When asked about the Movement, the Abaco source said, “If it is true, I welcome its return. We would be ready for Hurricane Season for sure. At least we will know people are looking out for us and we will have proper leadership. Abaconians are looking for leadership from our government. There is none! This is how revolution starts! People band together for their cause.
“I don’t see any preparedness in Nassau and I don’t see any preparedness here. Don’t tell us to get flashlights and candles. We don’t need that. What we need is Bahamasair to start flying people out of these islands should something be coming our way. We need an army of people from Freeport that are unemployed to be paid to come on Bahamasair to Abaco three times a week to work in Abaco to help their fellow countrymen. We need solutions that will make a difference in a 24-hour, day-to-day timeline.
“We don’t need more meetings and we don’t need false hope and promises. What we need is leadership, action and solutions.”
According to the source, Abaconians are not welcoming to Kay Forbes Smith, the Managing Director of the Bahamas Disaster Reconstruction Authority. He said she does not speak their language and does not know the lay of the land. He also admitted that there was some work being done on homes, but momentum has slowed down because of the coronavirus. With the lockdown every weekend and no outside help, they cannot move forward, he said.
Continuing the source applied more pressure to the government, “I want to be positive, but I also want the government to answer to something. What is the master plan to restore Abaco? For example, put up a large sign in Marsh Harbour and say, ‘power will be up in six months’. That is what we need right now, heartfelt leadership. We need people to roll their sleeves up and say ‘we are here to help’. I don’t want to see another non-profit here from another part of the world. I want to see Bahamian government people in the trenches.
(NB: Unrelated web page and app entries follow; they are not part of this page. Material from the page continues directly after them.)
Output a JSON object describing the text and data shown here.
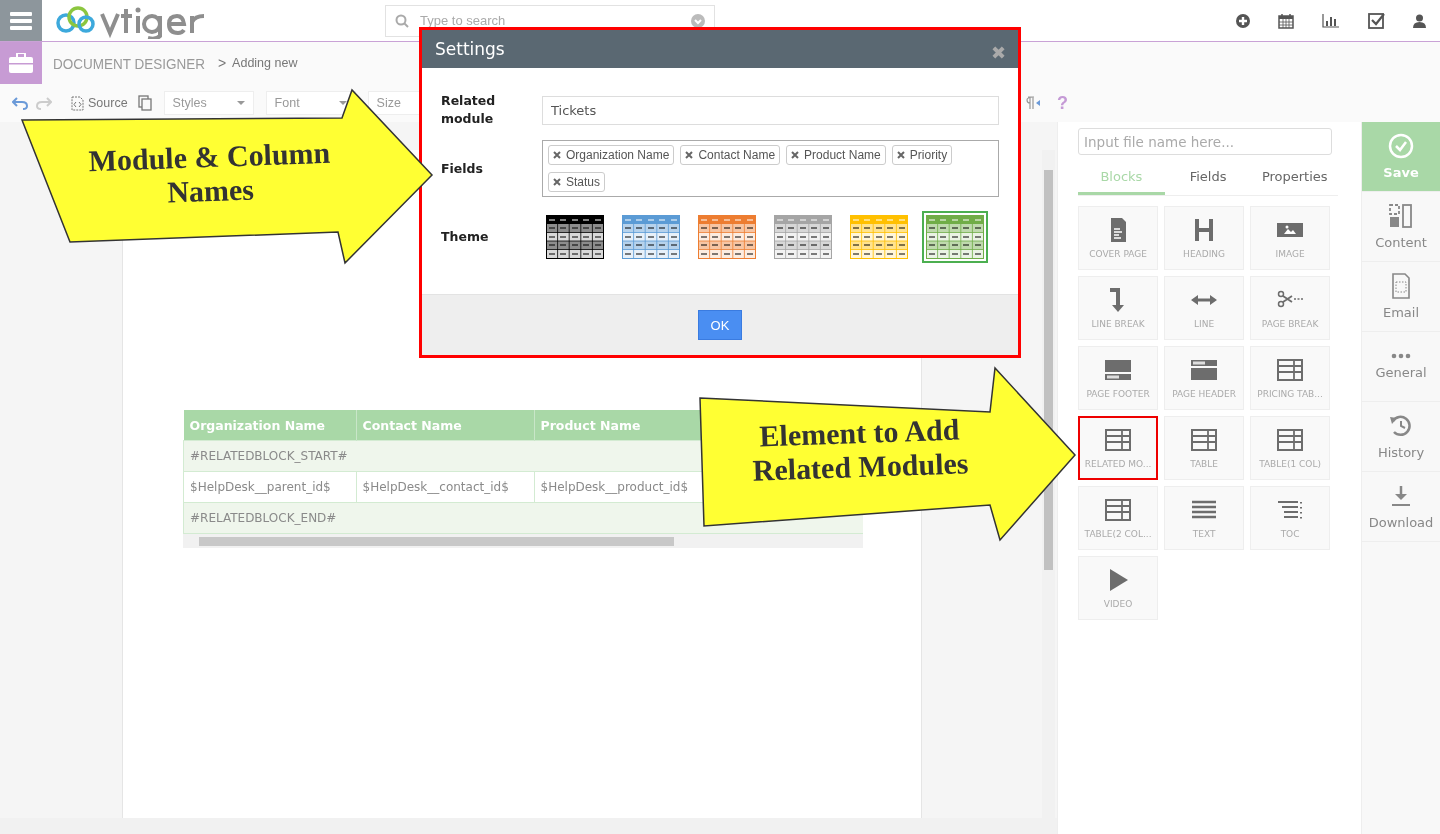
{
  "topbar": {
    "search": {
      "placeholder": "Type to search"
    }
  },
  "breadcrumb": {
    "module": "DOCUMENT DESIGNER",
    "separator": ">",
    "page": "Adding new"
  },
  "toolbar": {
    "source": "Source",
    "dropdowns": [
      "Styles",
      "Font",
      "Size"
    ],
    "help": "?"
  },
  "modal": {
    "title": "Settings",
    "close": "✖",
    "related_label": "Related module",
    "related_value": "Tickets",
    "fields_label": "Fields",
    "fields": [
      {
        "label": "Organization Name"
      },
      {
        "label": "Contact Name"
      },
      {
        "label": "Product Name"
      },
      {
        "label": "Priority"
      },
      {
        "label": "Status"
      }
    ],
    "theme_label": "Theme",
    "themes": [
      {
        "color": "#000000",
        "selected": false
      },
      {
        "color": "#5b9bd5",
        "selected": false
      },
      {
        "color": "#ed7d31",
        "selected": false
      },
      {
        "color": "#a5a5a5",
        "selected": false
      },
      {
        "color": "#ffc000",
        "selected": false
      },
      {
        "color": "#70ad47",
        "selected": true
      }
    ],
    "ok": "OK"
  },
  "table": {
    "columns": [
      "Organization Name",
      "Contact Name",
      "Product Name"
    ],
    "rows": [
      {
        "kind": "marker",
        "text": "#RELATEDBLOCK_START#"
      },
      {
        "kind": "cells",
        "cells": [
          "$HelpDesk__parent_id$",
          "$HelpDesk__contact_id$",
          "$HelpDesk__product_id$"
        ]
      },
      {
        "kind": "marker",
        "text": "#RELATEDBLOCK_END#"
      }
    ]
  },
  "panel": {
    "file_name": {
      "placeholder": "Input file name here..."
    },
    "tabs": [
      {
        "label": "Blocks",
        "selected": true
      },
      {
        "label": "Fields",
        "selected": false
      },
      {
        "label": "Properties",
        "selected": false
      }
    ],
    "blocks": [
      {
        "kind": "cover",
        "label": "COVER PAGE",
        "highlighted": false
      },
      {
        "kind": "heading",
        "label": "HEADING",
        "highlighted": false
      },
      {
        "kind": "image",
        "label": "IMAGE",
        "highlighted": false
      },
      {
        "kind": "linebreak",
        "label": "LINE BREAK",
        "highlighted": false
      },
      {
        "kind": "line",
        "label": "LINE",
        "highlighted": false
      },
      {
        "kind": "pagebreak",
        "label": "PAGE BREAK",
        "highlighted": false
      },
      {
        "kind": "footer",
        "label": "PAGE FOOTER",
        "highlighted": false
      },
      {
        "kind": "header",
        "label": "PAGE HEADER",
        "highlighted": false
      },
      {
        "kind": "table",
        "label": "PRICING TAB...",
        "highlighted": false
      },
      {
        "kind": "table",
        "label": "RELATED MO...",
        "highlighted": true
      },
      {
        "kind": "table",
        "label": "TABLE",
        "highlighted": false
      },
      {
        "kind": "table",
        "label": "TABLE(1 COL)",
        "highlighted": false
      },
      {
        "kind": "table",
        "label": "TABLE(2 COL...",
        "highlighted": false
      },
      {
        "kind": "text",
        "label": "TEXT",
        "highlighted": false
      },
      {
        "kind": "toc",
        "label": "TOC",
        "highlighted": false
      },
      {
        "kind": "video",
        "label": "VIDEO",
        "highlighted": false
      }
    ]
  },
  "nav": [
    {
      "kind": "save",
      "label": "Save"
    },
    {
      "kind": "content",
      "label": "Content"
    },
    {
      "kind": "email",
      "label": "Email"
    },
    {
      "kind": "general",
      "label": "General"
    },
    {
      "kind": "history",
      "label": "History"
    },
    {
      "kind": "download",
      "label": "Download"
    }
  ],
  "callouts": [
    {
      "text": "Module & Column Names"
    },
    {
      "text": "Element to Add Related Modules"
    }
  ]
}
“Just picture you having your back to the wall and a gun to your face. That’s what it feels like. When I see government people driving $30,000 vehicles here and there are 30-year-old Bahamian Abaconian men sleeping in a tent or a broken down house they are squatting in because their own homes are gone, there is something very wrong with that. When I see a government red licence plate and vehicle is left running, so they air condition can be cool while they go do their personal errands, somewhere and I know there are people with no homes, I find that contradiction hard to swallow.”
Communication at any level is what the Abaconians crave from the Bahamas government. The Tribune source said communication pre, during and post Dorian has been absolutely “at zero”.
“What’s going on now is unbelievable,” he concluded, highlighting the fact members of the Haitian community have seized opportunities.
“You have a whole sub-culture going on. Why does a Bahamian woman have to get a business licence and a Haitian woman does not have to? Why is it okay for a group of people to set up a Barber Shop and get money and send it all back to another country? This sub-culture is out of control.
“You have an illegal sub-culture, a non-governing government, you have no electricity, you now have a pandemic on top of all of that and you are 38 days away from the next Hurricane Season. It’s hard to be positive when you do not have a solution to one of those problems I just listed.”
This, the Abaconian source said, is a recipe for disaster.